Joe Biden used his first phone call with Boris Johnson as U.S. president-elect to warn the British leader not to compromise peace in Northern Ireland in his pursuit of Brexit.

During the course of a 20- to 25-minute conversation on Tuesday, Biden “reaffirmed his support” for the 1998 deal that put an end to the violence in Northern Ireland, according to a statement from the president-elect’s team.

A British official confirmed that Biden raised the Good Friday Agreement in the context of Brexit negotiations, and that Johnson responded by promising the president-elect that Britain would uphold the peace accord.

Biden spoke later to Irish Prime Minister Micheal Martin, and again made a point of emphasizing his backing for peace in the region.
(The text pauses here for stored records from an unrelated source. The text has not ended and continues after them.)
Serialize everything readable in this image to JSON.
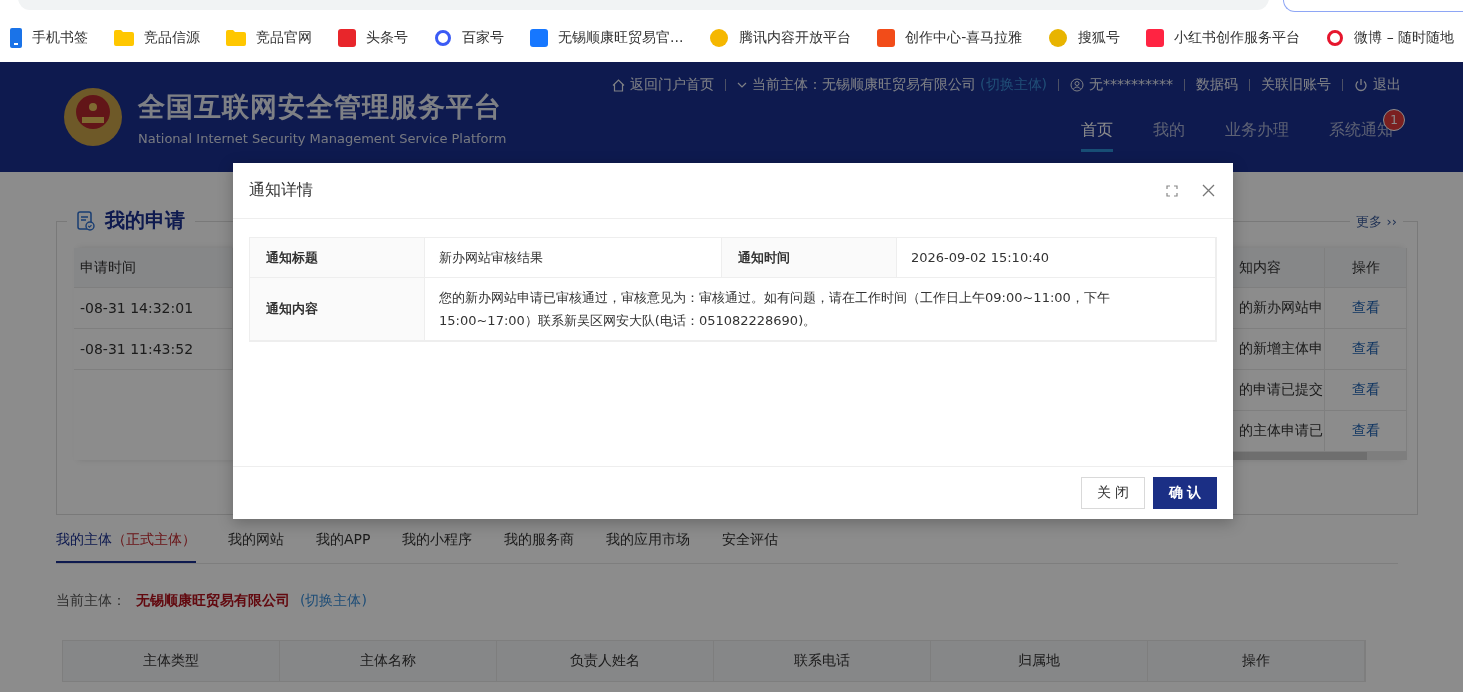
{
  "bookmarks": [
    {
      "label": "手机书签",
      "kind": "phone",
      "color": "#1a73e8"
    },
    {
      "label": "竞品信源",
      "kind": "folder",
      "color": "#ffc700"
    },
    {
      "label": "竞品官网",
      "kind": "folder",
      "color": "#ffc700"
    },
    {
      "label": "头条号",
      "kind": "square",
      "color": "#e8262b"
    },
    {
      "label": "百家号",
      "kind": "ring",
      "color": "#3b5bf5"
    },
    {
      "label": "无锡顺康旺贸易官...",
      "kind": "square",
      "color": "#1677ff"
    },
    {
      "label": "腾讯内容开放平台",
      "kind": "circle",
      "color": "#f5b700"
    },
    {
      "label": "创作中心-喜马拉雅",
      "kind": "square",
      "color": "#f24c19"
    },
    {
      "label": "搜狐号",
      "kind": "circle",
      "color": "#e8b400"
    },
    {
      "label": "小红书创作服务平台",
      "kind": "square",
      "color": "#ff2442"
    },
    {
      "label": "微博 – 随时随地",
      "kind": "ring",
      "color": "#e6162d"
    }
  ],
  "header": {
    "title": "全国互联网安全管理服务平台",
    "subtitle": "National Internet Security Management Service Platform",
    "links": [
      {
        "kind": "home",
        "label": "返回门户首页"
      },
      {
        "kind": "entity",
        "label": "当前主体：无锡顺康旺贸易有限公司",
        "link": "(切换主体)"
      },
      {
        "kind": "user",
        "label": "无**********"
      },
      {
        "kind": "plain",
        "label": "数据码"
      },
      {
        "kind": "plain",
        "label": "关联旧账号"
      },
      {
        "kind": "power",
        "label": "退出"
      }
    ],
    "nav": [
      {
        "label": "首页",
        "selected": true
      },
      {
        "label": "我的",
        "selected": false
      },
      {
        "label": "业务办理",
        "selected": false
      },
      {
        "label": "系统通知",
        "selected": false,
        "badge": "1"
      }
    ]
  },
  "applications": {
    "title": "我的申请",
    "more": "更多 ››",
    "left_header": "申请时间",
    "left_rows": [
      "-08-31 14:32:01",
      "-08-31 11:43:52"
    ],
    "right_headers": [
      "知内容",
      "操作"
    ],
    "right_rows": [
      {
        "content": "的新办网站申",
        "action": "查看"
      },
      {
        "content": "的新增主体申",
        "action": "查看"
      },
      {
        "content": "的申请已提交",
        "action": "查看"
      },
      {
        "content": "的主体申请已",
        "action": "查看"
      }
    ]
  },
  "entity_tabs": [
    {
      "label": "我的主体",
      "note": "（正式主体）",
      "selected": true
    },
    {
      "label": "我的网站",
      "selected": false
    },
    {
      "label": "我的APP",
      "selected": false
    },
    {
      "label": "我的小程序",
      "selected": false
    },
    {
      "label": "我的服务商",
      "selected": false
    },
    {
      "label": "我的应用市场",
      "selected": false
    },
    {
      "label": "安全评估",
      "selected": false
    }
  ],
  "current_entity": {
    "label": "当前主体：",
    "name": "无锡顺康旺贸易有限公司",
    "link": "(切换主体)"
  },
  "entity_table": {
    "columns": [
      "主体类型",
      "主体名称",
      "负责人姓名",
      "联系电话",
      "归属地",
      "操作"
    ]
  },
  "dialog": {
    "title": "通知详情",
    "fields": [
      {
        "label": "通知标题",
        "value": "新办网站审核结果"
      },
      {
        "label": "通知时间",
        "value": "2026-09-02 15:10:40"
      },
      {
        "label": "通知内容",
        "value": "您的新办网站申请已审核通过，审核意见为：审核通过。如有问题，请在工作时间（工作日上午09:00~11:00，下午15:00~17:00）联系新吴区网安大队(电话：051082228690)。"
      }
    ],
    "buttons": [
      {
        "label": "关 闭",
        "kind": "secondary"
      },
      {
        "label": "确 认",
        "kind": "primary"
      }
    ]
  }
}
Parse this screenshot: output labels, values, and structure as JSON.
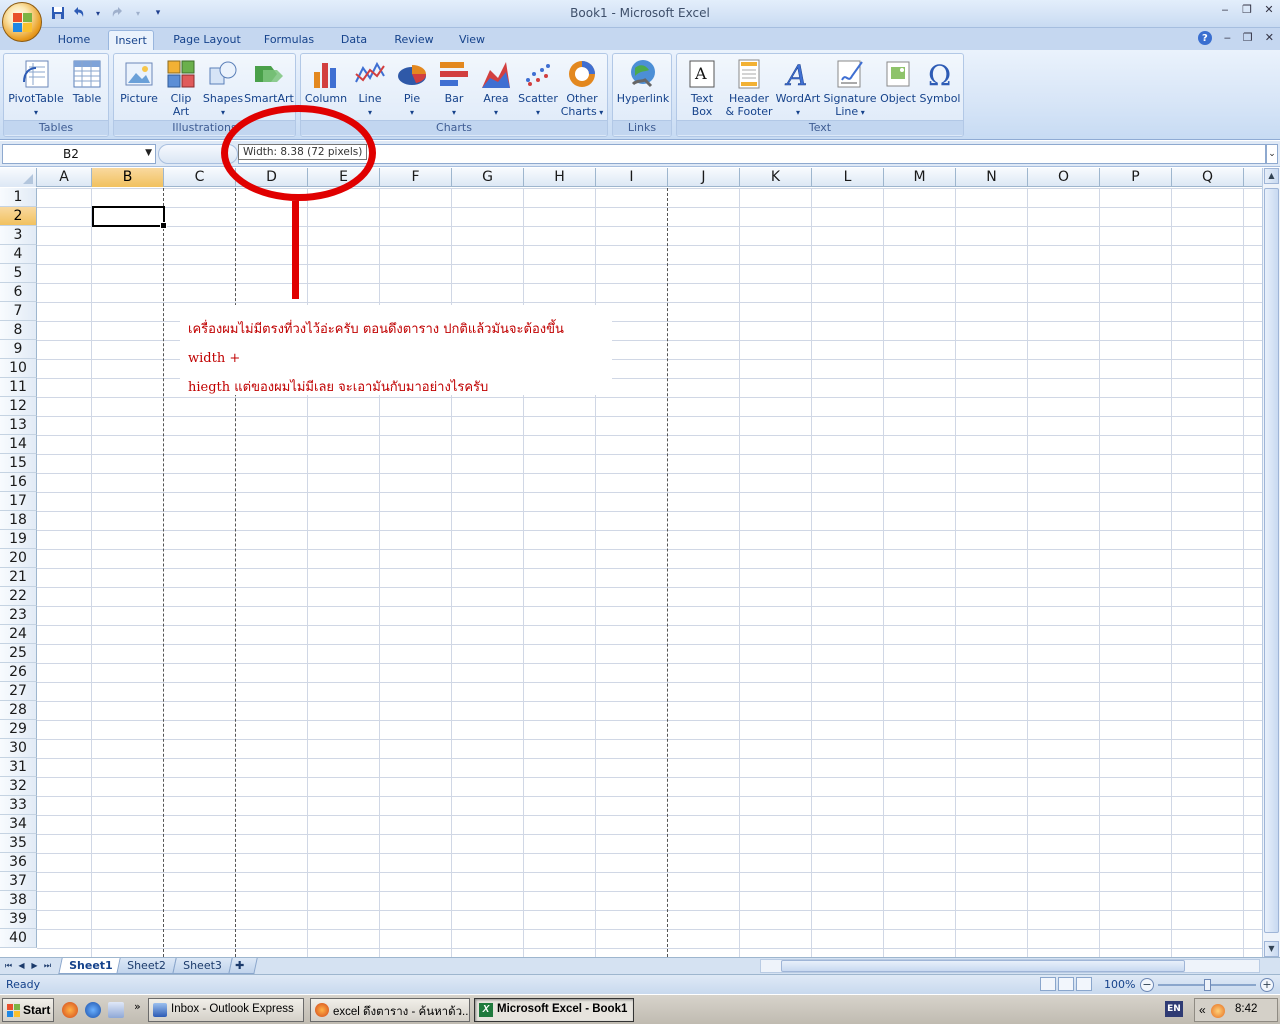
{
  "window": {
    "title": "Book1 - Microsoft Excel"
  },
  "quick_access": {
    "save": "save-icon",
    "undo": "undo-icon",
    "redo": "redo-icon"
  },
  "tabs": [
    {
      "label": "Home"
    },
    {
      "label": "Insert",
      "active": true
    },
    {
      "label": "Page Layout"
    },
    {
      "label": "Formulas"
    },
    {
      "label": "Data"
    },
    {
      "label": "Review"
    },
    {
      "label": "View"
    }
  ],
  "ribbon": {
    "groups": [
      {
        "label": "Tables",
        "buttons": [
          "PivotTable",
          "Table"
        ]
      },
      {
        "label": "Illustrations",
        "buttons": [
          "Picture",
          "Clip Art",
          "Shapes",
          "SmartArt"
        ]
      },
      {
        "label": "Charts",
        "buttons": [
          "Column",
          "Line",
          "Pie",
          "Bar",
          "Area",
          "Scatter",
          "Other Charts"
        ]
      },
      {
        "label": "Links",
        "buttons": [
          "Hyperlink"
        ]
      },
      {
        "label": "Text",
        "buttons": [
          "Text Box",
          "Header & Footer",
          "WordArt",
          "Signature Line",
          "Object",
          "Symbol"
        ]
      }
    ],
    "buttons": {
      "pivottable": "PivotTable",
      "table": "Table",
      "picture": "Picture",
      "clipart_1": "Clip",
      "clipart_2": "Art",
      "shapes": "Shapes",
      "smartart": "SmartArt",
      "column": "Column",
      "line": "Line",
      "pie": "Pie",
      "bar": "Bar",
      "area": "Area",
      "scatter": "Scatter",
      "othercharts_1": "Other",
      "othercharts_2": "Charts",
      "hyperlink": "Hyperlink",
      "textbox_1": "Text",
      "textbox_2": "Box",
      "headerfooter_1": "Header",
      "headerfooter_2": "& Footer",
      "wordart": "WordArt",
      "signature_1": "Signature",
      "signature_2": "Line",
      "object": "Object",
      "symbol": "Symbol"
    },
    "group_labels": {
      "tables": "Tables",
      "illustrations": "Illustrations",
      "charts": "Charts",
      "links": "Links",
      "text": "Text"
    }
  },
  "formula_bar": {
    "name_box": "B2",
    "formula": "",
    "width_tooltip": "Width: 8.38 (72 pixels)"
  },
  "sheet": {
    "columns": [
      "A",
      "B",
      "C",
      "D",
      "E",
      "F",
      "G",
      "H",
      "I",
      "J",
      "K",
      "L",
      "M",
      "N",
      "O",
      "P",
      "Q"
    ],
    "rows": [
      "1",
      "2",
      "3",
      "4",
      "5",
      "6",
      "7",
      "8",
      "9",
      "10",
      "11",
      "12",
      "13",
      "14",
      "15",
      "16",
      "17",
      "18",
      "19",
      "20",
      "21",
      "22",
      "23",
      "24",
      "25",
      "26",
      "27",
      "28",
      "29",
      "30",
      "31",
      "32",
      "33",
      "34",
      "35",
      "36",
      "37",
      "38",
      "39",
      "40"
    ],
    "selected_cell": "B2",
    "selected_column": "B",
    "selected_row": "2"
  },
  "sheet_tabs": [
    {
      "label": "Sheet1",
      "active": true
    },
    {
      "label": "Sheet2"
    },
    {
      "label": "Sheet3"
    }
  ],
  "status_bar": {
    "status": "Ready",
    "zoom": "100%"
  },
  "taskbar": {
    "start": "Start",
    "tasks": [
      {
        "label": "Inbox - Outlook Express"
      },
      {
        "label": "excel ดึงตาราง - ค้นหาด้ว..."
      },
      {
        "label": "Microsoft Excel - Book1",
        "active": true
      }
    ],
    "language": "EN",
    "clock": "8:42"
  },
  "annotation": {
    "line1": "เครื่องผมไม่มีตรงที่วงไว้อ่ะครับ ตอนดึงตาราง ปกติแล้วมันจะต้องขึ้น width +",
    "line2": "hiegth แต่ของผมไม่มีเลย จะเอามันกับมาอย่างไรครับ",
    "color": "#e00000"
  }
}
The exchange with Johnson marks an uncomfortable start to the newest incarnation of the so-called special relationship between the U.K. and the U.S. and suggests Biden will not be an unequivocal backer of Johnson’s Brexit project in the way President Donald Trump has been.

The two men have never met in person, and Biden has shown himself to be fiercely proud of his Irish roots. His transition to power comes at a delicate phase in the U.K.’s divorce from the European Union. Unlike Trump, Biden was opposed to Brexit and has aired his views on it.

Known History

Back in September, Biden raised his concerns over Johnson’s plan to break international law by reneging on parts of the Brexit divorce agreement he struck with the EU relating to trade with Northern Ireland.

President Barack Obama, who Biden served under, famously weighed in on the 2016 referendum to say that if the U.K. opted out of the EU the U.S. would be put at the “back of the queue” when it came to trade talks.

Those talks, begun under Trump, will now likely be followed up by a Biden administration in a process that could take years, judging by the length of previous trade negotiations.

Biden had said in September that any U.S. trade deal with the U.K. must be “contingent” on respecting the Northern Ireland peace agreement and avoiding a return to a hard border with the Republic of Ireland.

A British official said the call was friendly and good. The U.K. has always insisted its plans do not compromise peace in the region and are intended to safeguard stability.